◆ Exercise directions
Pick out the lines in the listing below that contain the word "JSON" and copy them.

◆ The data
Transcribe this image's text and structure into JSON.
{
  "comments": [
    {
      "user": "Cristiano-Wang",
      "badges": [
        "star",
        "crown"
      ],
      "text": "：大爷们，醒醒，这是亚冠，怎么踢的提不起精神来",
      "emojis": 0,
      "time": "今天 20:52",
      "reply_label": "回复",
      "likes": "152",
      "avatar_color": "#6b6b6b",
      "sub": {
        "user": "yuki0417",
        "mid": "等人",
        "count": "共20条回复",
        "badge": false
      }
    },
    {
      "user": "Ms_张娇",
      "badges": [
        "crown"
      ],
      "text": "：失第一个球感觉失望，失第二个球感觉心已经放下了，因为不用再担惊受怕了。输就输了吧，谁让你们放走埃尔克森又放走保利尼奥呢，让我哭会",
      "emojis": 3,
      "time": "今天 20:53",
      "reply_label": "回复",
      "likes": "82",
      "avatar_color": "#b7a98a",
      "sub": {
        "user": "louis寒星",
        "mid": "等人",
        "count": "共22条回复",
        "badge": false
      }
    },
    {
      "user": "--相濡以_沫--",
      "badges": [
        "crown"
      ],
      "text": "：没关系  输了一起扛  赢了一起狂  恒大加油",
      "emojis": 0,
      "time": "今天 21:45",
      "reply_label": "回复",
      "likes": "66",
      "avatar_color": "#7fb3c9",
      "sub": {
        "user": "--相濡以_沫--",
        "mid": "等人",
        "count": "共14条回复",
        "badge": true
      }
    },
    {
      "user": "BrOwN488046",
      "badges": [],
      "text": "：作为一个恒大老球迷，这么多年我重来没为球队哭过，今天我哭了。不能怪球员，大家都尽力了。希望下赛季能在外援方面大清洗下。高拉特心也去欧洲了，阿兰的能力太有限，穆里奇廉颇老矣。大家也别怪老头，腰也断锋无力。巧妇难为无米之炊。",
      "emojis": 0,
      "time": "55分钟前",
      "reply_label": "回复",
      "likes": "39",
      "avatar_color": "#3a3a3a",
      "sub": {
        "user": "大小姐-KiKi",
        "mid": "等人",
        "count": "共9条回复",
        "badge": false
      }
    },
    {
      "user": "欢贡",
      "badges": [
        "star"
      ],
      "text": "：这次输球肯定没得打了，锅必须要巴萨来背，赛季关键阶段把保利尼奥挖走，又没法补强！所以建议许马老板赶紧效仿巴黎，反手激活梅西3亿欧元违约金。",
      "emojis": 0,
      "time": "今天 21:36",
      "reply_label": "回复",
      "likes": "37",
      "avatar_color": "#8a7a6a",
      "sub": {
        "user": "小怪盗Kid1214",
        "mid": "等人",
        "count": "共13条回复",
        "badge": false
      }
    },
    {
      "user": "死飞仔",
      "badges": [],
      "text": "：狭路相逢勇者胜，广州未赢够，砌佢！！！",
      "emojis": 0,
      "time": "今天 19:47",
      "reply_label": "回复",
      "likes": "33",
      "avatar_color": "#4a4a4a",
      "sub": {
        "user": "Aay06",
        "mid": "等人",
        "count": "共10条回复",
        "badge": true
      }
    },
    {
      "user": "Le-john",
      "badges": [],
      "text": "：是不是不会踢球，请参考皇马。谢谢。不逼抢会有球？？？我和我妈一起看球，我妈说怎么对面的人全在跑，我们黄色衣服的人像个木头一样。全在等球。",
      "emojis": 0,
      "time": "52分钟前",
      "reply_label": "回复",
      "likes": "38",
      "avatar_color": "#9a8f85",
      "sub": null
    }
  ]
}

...

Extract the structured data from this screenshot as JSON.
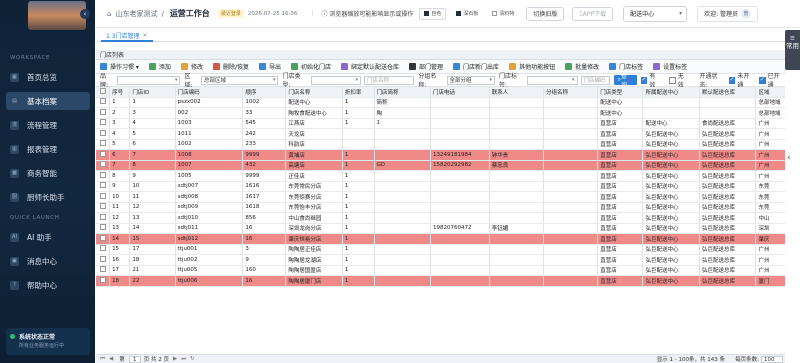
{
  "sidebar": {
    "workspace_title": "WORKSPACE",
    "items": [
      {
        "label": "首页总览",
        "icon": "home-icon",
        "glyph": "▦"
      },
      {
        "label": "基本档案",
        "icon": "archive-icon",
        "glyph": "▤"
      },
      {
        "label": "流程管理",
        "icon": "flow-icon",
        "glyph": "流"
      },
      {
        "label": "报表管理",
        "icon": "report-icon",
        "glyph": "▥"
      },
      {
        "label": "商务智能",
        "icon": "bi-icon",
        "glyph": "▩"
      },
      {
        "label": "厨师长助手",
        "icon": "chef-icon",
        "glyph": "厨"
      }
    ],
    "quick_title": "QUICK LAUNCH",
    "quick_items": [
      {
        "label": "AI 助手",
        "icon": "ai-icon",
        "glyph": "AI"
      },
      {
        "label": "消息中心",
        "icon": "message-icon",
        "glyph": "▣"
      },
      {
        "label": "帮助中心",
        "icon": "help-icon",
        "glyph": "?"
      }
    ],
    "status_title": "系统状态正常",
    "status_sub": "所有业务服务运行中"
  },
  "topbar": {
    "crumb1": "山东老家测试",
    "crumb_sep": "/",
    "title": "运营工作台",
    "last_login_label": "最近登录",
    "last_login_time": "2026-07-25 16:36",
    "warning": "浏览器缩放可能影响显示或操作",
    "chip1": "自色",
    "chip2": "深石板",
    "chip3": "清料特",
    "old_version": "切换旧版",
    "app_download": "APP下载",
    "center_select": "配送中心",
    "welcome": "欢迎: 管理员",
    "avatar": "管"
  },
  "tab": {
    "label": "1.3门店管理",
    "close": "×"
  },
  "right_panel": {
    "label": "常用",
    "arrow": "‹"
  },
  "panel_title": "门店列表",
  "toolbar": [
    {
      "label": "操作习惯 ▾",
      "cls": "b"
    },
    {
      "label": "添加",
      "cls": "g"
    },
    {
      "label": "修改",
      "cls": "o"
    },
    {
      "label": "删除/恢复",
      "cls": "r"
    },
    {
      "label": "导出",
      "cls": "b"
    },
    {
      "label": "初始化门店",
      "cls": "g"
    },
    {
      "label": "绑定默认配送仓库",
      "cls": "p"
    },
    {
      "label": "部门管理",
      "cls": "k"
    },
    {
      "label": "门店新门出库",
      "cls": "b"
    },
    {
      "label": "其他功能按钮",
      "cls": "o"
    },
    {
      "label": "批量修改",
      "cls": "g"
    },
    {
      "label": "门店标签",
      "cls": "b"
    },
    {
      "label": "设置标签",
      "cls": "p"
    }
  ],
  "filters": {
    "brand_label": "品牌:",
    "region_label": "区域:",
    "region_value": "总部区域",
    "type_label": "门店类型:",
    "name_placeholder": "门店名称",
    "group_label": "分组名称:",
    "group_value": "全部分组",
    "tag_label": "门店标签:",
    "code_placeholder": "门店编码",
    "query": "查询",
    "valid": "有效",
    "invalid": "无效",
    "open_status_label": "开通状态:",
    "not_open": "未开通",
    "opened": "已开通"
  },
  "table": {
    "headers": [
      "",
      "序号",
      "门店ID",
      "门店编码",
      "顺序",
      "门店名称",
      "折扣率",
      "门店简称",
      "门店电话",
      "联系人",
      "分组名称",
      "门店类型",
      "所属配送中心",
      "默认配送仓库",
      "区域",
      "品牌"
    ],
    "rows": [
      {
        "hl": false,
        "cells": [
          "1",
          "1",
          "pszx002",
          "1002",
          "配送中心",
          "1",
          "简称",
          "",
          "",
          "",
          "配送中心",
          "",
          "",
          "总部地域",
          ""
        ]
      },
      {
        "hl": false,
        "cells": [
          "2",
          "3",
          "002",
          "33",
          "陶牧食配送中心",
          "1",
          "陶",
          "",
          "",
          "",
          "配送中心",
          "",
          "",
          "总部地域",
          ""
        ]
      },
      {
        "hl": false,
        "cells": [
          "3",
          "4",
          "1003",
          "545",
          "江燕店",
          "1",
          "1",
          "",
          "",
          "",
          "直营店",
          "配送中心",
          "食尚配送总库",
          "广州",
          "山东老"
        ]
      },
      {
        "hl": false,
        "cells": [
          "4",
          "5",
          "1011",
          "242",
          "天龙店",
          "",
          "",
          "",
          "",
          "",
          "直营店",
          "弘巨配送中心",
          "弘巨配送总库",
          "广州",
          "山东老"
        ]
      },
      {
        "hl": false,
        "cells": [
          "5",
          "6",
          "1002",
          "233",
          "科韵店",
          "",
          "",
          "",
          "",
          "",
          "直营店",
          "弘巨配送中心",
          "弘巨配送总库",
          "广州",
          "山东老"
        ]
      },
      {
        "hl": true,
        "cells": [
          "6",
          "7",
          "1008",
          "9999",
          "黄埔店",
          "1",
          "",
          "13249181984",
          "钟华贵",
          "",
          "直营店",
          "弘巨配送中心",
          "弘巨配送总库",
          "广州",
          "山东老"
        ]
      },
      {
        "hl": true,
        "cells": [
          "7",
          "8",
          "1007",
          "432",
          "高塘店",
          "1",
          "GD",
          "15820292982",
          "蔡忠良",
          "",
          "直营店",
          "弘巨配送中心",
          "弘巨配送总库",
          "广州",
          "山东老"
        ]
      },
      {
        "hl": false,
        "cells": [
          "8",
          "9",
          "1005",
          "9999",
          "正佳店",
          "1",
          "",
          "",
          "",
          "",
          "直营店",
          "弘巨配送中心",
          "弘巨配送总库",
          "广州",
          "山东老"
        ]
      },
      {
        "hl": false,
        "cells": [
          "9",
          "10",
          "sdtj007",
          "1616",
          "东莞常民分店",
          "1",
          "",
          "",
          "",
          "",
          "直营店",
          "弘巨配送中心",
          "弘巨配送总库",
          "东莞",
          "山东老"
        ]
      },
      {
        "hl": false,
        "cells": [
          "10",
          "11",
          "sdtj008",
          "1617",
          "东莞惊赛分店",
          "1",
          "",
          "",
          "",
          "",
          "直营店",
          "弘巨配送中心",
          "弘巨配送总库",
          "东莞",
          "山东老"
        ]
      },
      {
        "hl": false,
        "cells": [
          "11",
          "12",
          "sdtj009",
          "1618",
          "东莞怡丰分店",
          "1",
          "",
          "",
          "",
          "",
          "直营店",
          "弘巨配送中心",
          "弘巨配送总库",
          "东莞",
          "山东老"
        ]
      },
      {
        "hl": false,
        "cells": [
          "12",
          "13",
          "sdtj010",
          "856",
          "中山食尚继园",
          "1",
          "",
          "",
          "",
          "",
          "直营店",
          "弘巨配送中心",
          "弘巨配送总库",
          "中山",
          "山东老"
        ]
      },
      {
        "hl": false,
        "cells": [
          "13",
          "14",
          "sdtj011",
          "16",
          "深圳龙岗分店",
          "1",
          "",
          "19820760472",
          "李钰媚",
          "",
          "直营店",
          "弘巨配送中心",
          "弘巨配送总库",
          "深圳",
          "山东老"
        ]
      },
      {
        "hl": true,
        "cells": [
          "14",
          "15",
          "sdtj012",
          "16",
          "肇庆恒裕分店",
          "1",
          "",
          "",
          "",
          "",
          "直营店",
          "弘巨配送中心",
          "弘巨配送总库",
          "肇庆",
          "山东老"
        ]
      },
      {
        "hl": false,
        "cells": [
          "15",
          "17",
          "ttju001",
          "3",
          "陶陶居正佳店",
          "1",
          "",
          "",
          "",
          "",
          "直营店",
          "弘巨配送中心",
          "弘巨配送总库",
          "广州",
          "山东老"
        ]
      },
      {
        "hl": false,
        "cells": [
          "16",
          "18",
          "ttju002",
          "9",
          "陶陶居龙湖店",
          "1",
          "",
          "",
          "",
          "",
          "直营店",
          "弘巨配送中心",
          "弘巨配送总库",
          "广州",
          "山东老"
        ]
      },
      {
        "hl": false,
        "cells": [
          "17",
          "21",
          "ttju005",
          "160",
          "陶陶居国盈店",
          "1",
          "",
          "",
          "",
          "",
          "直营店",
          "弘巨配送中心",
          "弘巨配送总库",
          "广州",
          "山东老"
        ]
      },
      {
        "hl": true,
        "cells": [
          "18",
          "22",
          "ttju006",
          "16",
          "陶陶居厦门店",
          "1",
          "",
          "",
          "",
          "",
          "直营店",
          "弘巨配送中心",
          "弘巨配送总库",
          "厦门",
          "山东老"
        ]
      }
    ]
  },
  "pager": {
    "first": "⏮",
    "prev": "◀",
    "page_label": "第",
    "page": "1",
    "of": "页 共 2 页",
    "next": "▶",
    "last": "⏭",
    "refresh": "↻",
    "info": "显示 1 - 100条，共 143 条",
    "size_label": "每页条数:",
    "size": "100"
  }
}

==

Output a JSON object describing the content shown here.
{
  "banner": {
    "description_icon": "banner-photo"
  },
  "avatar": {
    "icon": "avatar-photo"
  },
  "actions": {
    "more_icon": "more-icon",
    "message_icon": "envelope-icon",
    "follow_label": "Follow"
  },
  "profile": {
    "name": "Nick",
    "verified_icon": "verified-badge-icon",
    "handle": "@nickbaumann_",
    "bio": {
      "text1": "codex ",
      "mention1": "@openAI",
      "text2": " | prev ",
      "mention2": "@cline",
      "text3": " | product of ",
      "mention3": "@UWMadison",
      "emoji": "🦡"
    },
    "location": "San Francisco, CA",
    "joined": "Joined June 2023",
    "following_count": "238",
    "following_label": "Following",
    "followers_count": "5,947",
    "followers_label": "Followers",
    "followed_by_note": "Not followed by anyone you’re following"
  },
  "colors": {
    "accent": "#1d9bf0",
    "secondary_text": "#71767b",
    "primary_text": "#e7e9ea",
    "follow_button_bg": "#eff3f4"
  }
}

◆ Exercise solution
Transcribe this image's text and structure into JSON.
Extract the structured data from this screenshot as JSON.
Output a JSON object describing the content shown here.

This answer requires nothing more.